▸ **Required work**
Every line that contains "我的理财产品" must be located and copied from the data.

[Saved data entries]
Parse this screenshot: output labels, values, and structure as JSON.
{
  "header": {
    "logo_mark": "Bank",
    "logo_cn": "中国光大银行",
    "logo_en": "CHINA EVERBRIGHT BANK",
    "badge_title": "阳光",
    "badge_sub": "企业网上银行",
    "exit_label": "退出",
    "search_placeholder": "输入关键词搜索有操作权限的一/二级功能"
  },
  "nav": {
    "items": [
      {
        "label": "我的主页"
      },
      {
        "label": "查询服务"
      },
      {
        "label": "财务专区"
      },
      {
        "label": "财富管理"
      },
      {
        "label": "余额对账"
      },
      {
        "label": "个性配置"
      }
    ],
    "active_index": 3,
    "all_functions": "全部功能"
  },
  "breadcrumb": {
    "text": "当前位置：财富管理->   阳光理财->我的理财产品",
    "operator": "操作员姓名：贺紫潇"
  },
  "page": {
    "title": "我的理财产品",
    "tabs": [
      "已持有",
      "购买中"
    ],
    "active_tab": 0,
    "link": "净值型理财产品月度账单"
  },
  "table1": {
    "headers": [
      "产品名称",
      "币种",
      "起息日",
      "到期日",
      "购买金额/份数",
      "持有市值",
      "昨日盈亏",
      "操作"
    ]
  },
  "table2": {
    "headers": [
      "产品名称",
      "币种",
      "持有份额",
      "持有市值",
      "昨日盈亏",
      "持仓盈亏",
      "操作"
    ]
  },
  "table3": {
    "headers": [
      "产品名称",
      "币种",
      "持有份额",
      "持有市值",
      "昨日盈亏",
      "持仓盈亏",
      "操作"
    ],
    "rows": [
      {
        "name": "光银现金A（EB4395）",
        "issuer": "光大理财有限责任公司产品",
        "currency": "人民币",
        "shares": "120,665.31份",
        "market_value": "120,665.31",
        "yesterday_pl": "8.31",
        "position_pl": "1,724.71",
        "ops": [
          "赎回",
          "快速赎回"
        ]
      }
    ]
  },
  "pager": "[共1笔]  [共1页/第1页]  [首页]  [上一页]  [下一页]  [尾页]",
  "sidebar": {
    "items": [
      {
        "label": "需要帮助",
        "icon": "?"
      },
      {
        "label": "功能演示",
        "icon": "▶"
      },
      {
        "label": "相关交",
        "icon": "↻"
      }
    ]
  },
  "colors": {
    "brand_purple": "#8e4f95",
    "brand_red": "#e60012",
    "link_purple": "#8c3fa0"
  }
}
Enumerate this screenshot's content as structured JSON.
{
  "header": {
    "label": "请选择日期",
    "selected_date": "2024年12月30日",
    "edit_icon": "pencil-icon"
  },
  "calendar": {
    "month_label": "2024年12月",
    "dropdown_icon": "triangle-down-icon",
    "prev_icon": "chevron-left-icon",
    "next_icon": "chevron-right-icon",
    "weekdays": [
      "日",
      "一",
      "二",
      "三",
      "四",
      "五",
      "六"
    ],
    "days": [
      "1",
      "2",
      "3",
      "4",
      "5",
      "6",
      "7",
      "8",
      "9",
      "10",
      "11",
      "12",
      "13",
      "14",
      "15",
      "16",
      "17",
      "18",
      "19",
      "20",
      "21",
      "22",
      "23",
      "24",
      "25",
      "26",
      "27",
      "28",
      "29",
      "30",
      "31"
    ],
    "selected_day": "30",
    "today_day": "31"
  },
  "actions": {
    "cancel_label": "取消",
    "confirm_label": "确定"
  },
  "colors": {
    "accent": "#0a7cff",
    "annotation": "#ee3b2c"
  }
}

▸ **Reply**
    "text": "当前位置：财富管理->   阳光理财->我的理财产品",
    "title": "我的理财产品",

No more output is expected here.